ROME (Reuters) - Ryanair (RYA.I) and its Italian pilots union ANPAC said on Wednesday they were close to a deal on formal recognition and working conditions in what would be a major breakthrough in the airline’s efforts to avoid strike action across Europe.
A deal in Italy would mean pilots in two of the airline’s three largest markets - Britain, Italy and Spain - would have reached provisional agreement with management.
In Ryanair’s biggest market, Britain’s BALPA union signed a recognition deal in January and Ryanair’s Chief Operations Officer Peter Bellew on Tuesday said talks with the SELPA pilot union in its third biggest market in Spain were “very positive.”
“Things are really going fast.

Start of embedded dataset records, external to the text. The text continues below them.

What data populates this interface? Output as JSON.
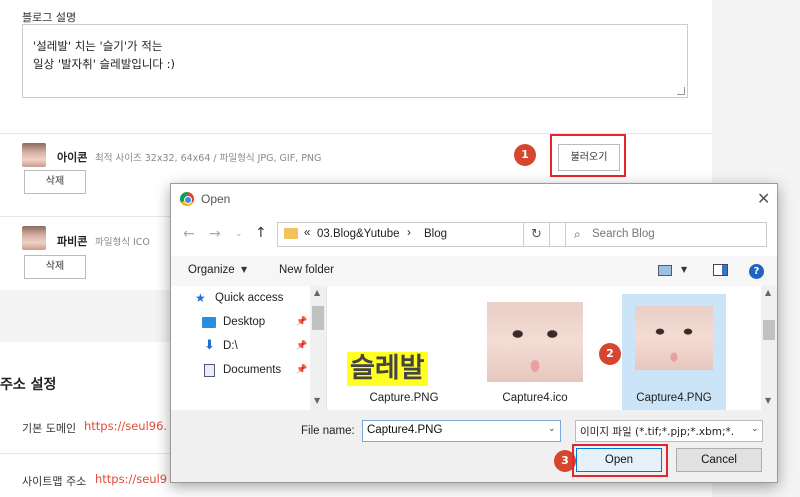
{
  "blog": {
    "description_label": "블로그 설명",
    "description_lines": [
      "'설레발' 치는 '슬기'가 적는",
      "일상 '발자취' 슬레발입니다 :)"
    ],
    "icon": {
      "title": "아이콘",
      "hint": "최적 사이즈 32x32, 64x64 / 파일형식 JPG, GIF, PNG",
      "delete_label": "삭제",
      "load_label": "불러오기"
    },
    "favicon": {
      "title": "파비콘",
      "hint": "파일형식 ICO",
      "delete_label": "삭제"
    },
    "address_section_title": "주소 설정",
    "default_domain_label": "기본 도메인",
    "default_domain_url": "https://seul96.",
    "sitemap_label": "사이트맵 주소",
    "sitemap_url": "https://seul9"
  },
  "badges": {
    "step1": "1",
    "step2": "2",
    "step3": "3"
  },
  "dialog": {
    "title": "Open",
    "close": "✕",
    "path": {
      "prefix": "«",
      "part1": "03.Blog&Yutube",
      "sep": "›",
      "part2": "Blog"
    },
    "search_placeholder": "Search Blog",
    "organize_label": "Organize",
    "new_folder_label": "New folder",
    "help": "?",
    "nav_items": [
      {
        "label": "Quick access"
      },
      {
        "label": "Desktop"
      },
      {
        "label": "D:\\"
      },
      {
        "label": "Documents"
      }
    ],
    "files": [
      {
        "name": "Capture.PNG",
        "thumb_text": "슬레발"
      },
      {
        "name": "Capture4.ico"
      },
      {
        "name": "Capture4.PNG"
      }
    ],
    "file_name_label": "File name:",
    "file_name_value": "Capture4.PNG",
    "file_type_value": "이미지 파일 (*.tif;*.pjp;*.xbm;*.",
    "open_label": "Open",
    "cancel_label": "Cancel"
  },
  "colors": {
    "accent_red": "#e3262c",
    "badge": "#d6462e",
    "url": "#e34a3a",
    "selected": "#cce4f7"
  }
}
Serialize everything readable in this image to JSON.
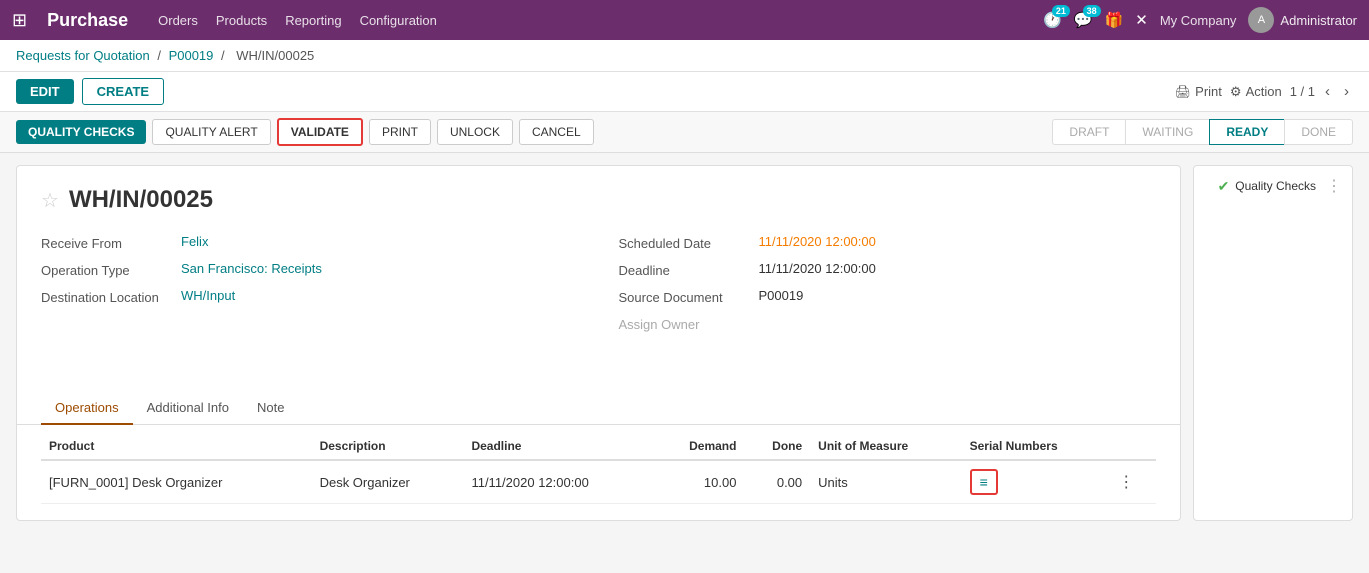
{
  "topnav": {
    "apps_icon": "⊞",
    "brand": "Purchase",
    "menu": [
      {
        "label": "Orders",
        "id": "orders"
      },
      {
        "label": "Products",
        "id": "products"
      },
      {
        "label": "Reporting",
        "id": "reporting"
      },
      {
        "label": "Configuration",
        "id": "configuration"
      }
    ],
    "notif1_count": "21",
    "notif2_count": "38",
    "company": "My Company",
    "user": "Administrator"
  },
  "breadcrumb": {
    "parts": [
      {
        "label": "Requests for Quotation",
        "link": true
      },
      {
        "label": "P00019",
        "link": true
      },
      {
        "label": "WH/IN/00025",
        "link": false
      }
    ],
    "sep": "/"
  },
  "action_bar": {
    "edit_label": "EDIT",
    "create_label": "CREATE",
    "print_label": "Print",
    "action_label": "Action",
    "pager": "1 / 1"
  },
  "toolbar": {
    "quality_checks_label": "QUALITY CHECKS",
    "quality_alert_label": "QUALITY ALERT",
    "validate_label": "VALIDATE",
    "print_label": "PRINT",
    "unlock_label": "UNLOCK",
    "cancel_label": "CANCEL"
  },
  "status_bar": {
    "items": [
      {
        "label": "DRAFT",
        "active": false
      },
      {
        "label": "WAITING",
        "active": false
      },
      {
        "label": "READY",
        "active": true
      },
      {
        "label": "DONE",
        "active": false
      }
    ]
  },
  "quality_panel": {
    "icon": "✔",
    "label": "Quality Checks"
  },
  "form": {
    "title": "WH/IN/00025",
    "star": "☆",
    "fields_left": [
      {
        "label": "Receive From",
        "value": "Felix",
        "style": "link"
      },
      {
        "label": "Operation Type",
        "value": "San Francisco: Receipts",
        "style": "link"
      },
      {
        "label": "Destination Location",
        "value": "WH/Input",
        "style": "link"
      }
    ],
    "fields_right": [
      {
        "label": "Scheduled Date",
        "value": "11/11/2020 12:00:00",
        "style": "orange"
      },
      {
        "label": "Deadline",
        "value": "11/11/2020 12:00:00",
        "style": "black"
      },
      {
        "label": "Source Document",
        "value": "P00019",
        "style": "black"
      },
      {
        "label": "Assign Owner",
        "value": "",
        "style": "gray"
      }
    ]
  },
  "tabs": [
    {
      "label": "Operations",
      "active": true
    },
    {
      "label": "Additional Info",
      "active": false
    },
    {
      "label": "Note",
      "active": false
    }
  ],
  "table": {
    "columns": [
      {
        "label": "Product"
      },
      {
        "label": "Description"
      },
      {
        "label": "Deadline"
      },
      {
        "label": "Demand"
      },
      {
        "label": "Done"
      },
      {
        "label": "Unit of Measure"
      },
      {
        "label": "Serial Numbers"
      },
      {
        "label": ""
      }
    ],
    "rows": [
      {
        "product": "[FURN_0001] Desk Organizer",
        "description": "Desk Organizer",
        "deadline": "11/11/2020 12:00:00",
        "demand": "10.00",
        "done": "0.00",
        "uom": "Units",
        "serial_icon": "≡"
      }
    ]
  }
}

At the next meeting we may be able to sign an agreement,” ANPAC official Riccardo Canestrari told Reuters following a meeting with Ryanair management.
At a press conference in Rome, Ryanair Chief Executive Michael O’Leary said he hoped to sign an agreement at their next meeting with the airline’s management in two weeks’ time.
The airline averted widespread strikes ahead of Christmas by announcing plans to recognize pilots’ unions for the first time in its 32-year history and is talking with unions across Europe on formal recognition.
But progress had been slow and O’Leary has warned that the company may face strike action at Easter or the summer.
A union representing Ryanair cabin crew in Portugal this week announced it would hold three one-day strikes during the Easter holidays.
Management hopes that by reaching quick agreement with unions in its largest markets that it can avoid widespread disruption.
ANPAC’s Canestrari said that the union was negotiating a common pay scale for Ryanair pilots across Italy, its second biggest market, as well as other working conditions such as tax, paternal leave and rostering.
He said his understanding was that on completion of the agreement, the union would become the only official representative body for Ryanair pilots in Italy, replacing the airline’s Employee Representative Committees - a key demand by pilots in other jurisdictions.
The unofficial pan-European EERC body set up by pilots could have a role in pan-European questions like the transfer of pilots between jurisdictions, but primary negotiations on working conditions would take place with national unions, Canestrari said.
O’Leary said Ryanair was also negotiating with Italy’s ANPAV flight assistants’ union and hopes to reach a deal with them too shortly.
Reporting by Alberto Sisto in Rome and Conor Humphries in Dublin; Editing by Crispian Balmer and Elaine Hardcastle